- [TASK INSTRUCTIONS]: Whatever the records below hold, copy it all out exactly.
● ● ● ● ●
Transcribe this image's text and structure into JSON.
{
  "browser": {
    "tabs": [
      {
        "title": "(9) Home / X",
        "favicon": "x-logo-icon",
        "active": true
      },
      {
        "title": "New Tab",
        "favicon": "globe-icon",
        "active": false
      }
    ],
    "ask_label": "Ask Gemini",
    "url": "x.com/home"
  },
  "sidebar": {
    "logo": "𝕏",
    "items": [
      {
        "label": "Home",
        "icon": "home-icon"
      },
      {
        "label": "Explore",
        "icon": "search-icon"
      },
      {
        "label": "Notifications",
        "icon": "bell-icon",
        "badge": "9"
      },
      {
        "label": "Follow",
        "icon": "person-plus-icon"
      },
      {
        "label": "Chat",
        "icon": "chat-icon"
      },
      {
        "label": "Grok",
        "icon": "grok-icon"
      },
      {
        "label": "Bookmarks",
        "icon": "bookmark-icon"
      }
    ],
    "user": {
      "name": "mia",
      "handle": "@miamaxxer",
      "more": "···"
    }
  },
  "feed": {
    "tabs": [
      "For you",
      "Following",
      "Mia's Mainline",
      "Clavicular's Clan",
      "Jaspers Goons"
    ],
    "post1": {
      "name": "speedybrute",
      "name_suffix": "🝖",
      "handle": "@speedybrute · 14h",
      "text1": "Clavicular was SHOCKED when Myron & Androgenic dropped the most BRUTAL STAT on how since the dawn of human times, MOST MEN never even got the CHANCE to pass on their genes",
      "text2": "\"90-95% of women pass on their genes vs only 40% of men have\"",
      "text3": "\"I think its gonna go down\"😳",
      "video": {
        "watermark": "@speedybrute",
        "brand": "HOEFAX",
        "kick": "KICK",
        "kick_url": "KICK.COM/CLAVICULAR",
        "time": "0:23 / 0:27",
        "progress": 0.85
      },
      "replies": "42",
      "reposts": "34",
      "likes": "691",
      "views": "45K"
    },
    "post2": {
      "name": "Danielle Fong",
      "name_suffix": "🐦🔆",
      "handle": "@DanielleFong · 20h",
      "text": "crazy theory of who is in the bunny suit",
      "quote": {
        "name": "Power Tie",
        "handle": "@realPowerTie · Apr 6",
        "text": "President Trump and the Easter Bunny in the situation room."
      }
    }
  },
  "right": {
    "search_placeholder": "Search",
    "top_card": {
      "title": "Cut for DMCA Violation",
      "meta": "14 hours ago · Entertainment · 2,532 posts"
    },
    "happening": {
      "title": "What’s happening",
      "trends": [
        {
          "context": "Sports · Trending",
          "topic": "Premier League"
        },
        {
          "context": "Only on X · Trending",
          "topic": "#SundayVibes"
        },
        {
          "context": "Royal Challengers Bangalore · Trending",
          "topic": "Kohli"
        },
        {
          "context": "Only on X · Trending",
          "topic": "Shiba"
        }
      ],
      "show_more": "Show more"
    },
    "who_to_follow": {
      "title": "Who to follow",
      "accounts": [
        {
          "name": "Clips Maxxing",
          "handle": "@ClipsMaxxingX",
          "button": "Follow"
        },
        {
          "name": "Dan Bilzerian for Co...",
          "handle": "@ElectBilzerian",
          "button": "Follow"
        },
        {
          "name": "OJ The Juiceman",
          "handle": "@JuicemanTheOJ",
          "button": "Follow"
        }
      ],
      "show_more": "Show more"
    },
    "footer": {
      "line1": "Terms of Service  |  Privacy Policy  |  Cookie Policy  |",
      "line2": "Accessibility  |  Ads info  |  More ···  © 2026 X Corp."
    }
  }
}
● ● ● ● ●
- [ANSWER TO THE EXERCISE]:
Transcribe this image's text and structure into JSON.
{
  "browser": {
    "tabs": [
      {
        "title": "(9) Home / X",
        "favicon": "x-logo-icon",
        "active": true
      },
      {
        "title": "New Tab",
        "favicon": "globe-icon",
        "active": false
      }
    ],
    "ask_label": "Ask Gemini",
    "url": "x.com/home"
  },
  "sidebar": {
    "logo": "𝕏",
    "items": [
      {
        "label": "Home",
        "icon": "home-icon"
      },
      {
        "label": "Explore",
        "icon": "search-icon"
      },
      {
        "label": "Notifications",
        "icon": "bell-icon",
        "badge": "9"
      },
      {
        "label": "Follow",
        "icon": "person-plus-icon"
      },
      {
        "label": "Chat",
        "icon": "chat-icon"
      },
      {
        "label": "Grok",
        "icon": "grok-icon"
      },
      {
        "label": "Bookmarks",
        "icon": "bookmark-icon"
      }
    ],
    "user": {
      "name": "mia",
      "handle": "@miamaxxer",
      "more": "···"
    }
  },
  "feed": {
    "tabs": [
      "For you",
      "Following",
      "Mia's Mainline",
      "Clavicular's Clan",
      "Jaspers Goons"
    ],
    "post1": {
      "name": "speedybrute",
      "name_suffix": "🝖",
      "handle": "@speedybrute · 14h",
      "text1": "Clavicular was SHOCKED when Myron & Androgenic dropped the most BRUTAL STAT on how since the dawn of human times, MOST MEN never even got the CHANCE to pass on their genes",
      "text2": "\"90-95% of women pass on their genes vs only 40% of men have\"",
      "text3": "\"I think its gonna go down\"😳",
      "video": {
        "watermark": "@speedybrute",
        "brand": "HOEFAX",
        "kick": "KICK",
        "kick_url": "KICK.COM/CLAVICULAR",
        "time": "0:23 / 0:27",
        "progress": 0.85
      },
      "replies": "42",
      "reposts": "34",
      "likes": "691",
      "views": "45K"
    },
    "post2": {
      "name": "Danielle Fong",
      "name_suffix": "🐦🔆",
      "handle": "@DanielleFong · 20h",
      "text": "crazy theory of who is in the bunny suit",
      "quote": {
        "name": "Power Tie",
        "handle": "@realPowerTie · Apr 6",
        "text": "President Trump and the Easter Bunny in the situation room."
      }
    }
  },
  "right": {
    "search_placeholder": "Search",
    "top_card": {
      "title": "Cut for DMCA Violation",
      "meta": "14 hours ago · Entertainment · 2,532 posts"
    },
    "happening": {
      "title": "What’s happening",
      "trends": [
        {
          "context": "Sports · Trending",
          "topic": "Premier League"
        },
        {
          "context": "Only on X · Trending",
          "topic": "#SundayVibes"
        },
        {
          "context": "Royal Challengers Bangalore · Trending",
          "topic": "Kohli"
        },
        {
          "context": "Only on X · Trending",
          "topic": "Shiba"
        }
      ],
      "show_more": "Show more"
    },
    "who_to_follow": {
      "title": "Who to follow",
      "accounts": [
        {
          "name": "Clips Maxxing",
          "handle": "@ClipsMaxxingX",
          "button": "Follow"
        },
        {
          "name": "Dan Bilzerian for Co...",
          "handle": "@ElectBilzerian",
          "button": "Follow"
        },
        {
          "name": "OJ The Juiceman",
          "handle": "@JuicemanTheOJ",
          "button": "Follow"
        }
      ],
      "show_more": "Show more"
    },
    "footer": {
      "line1": "Terms of Service  |  Privacy Policy  |  Cookie Policy  |",
      "line2": "Accessibility  |  Ads info  |  More ···  © 2026 X Corp."
    }
  }
}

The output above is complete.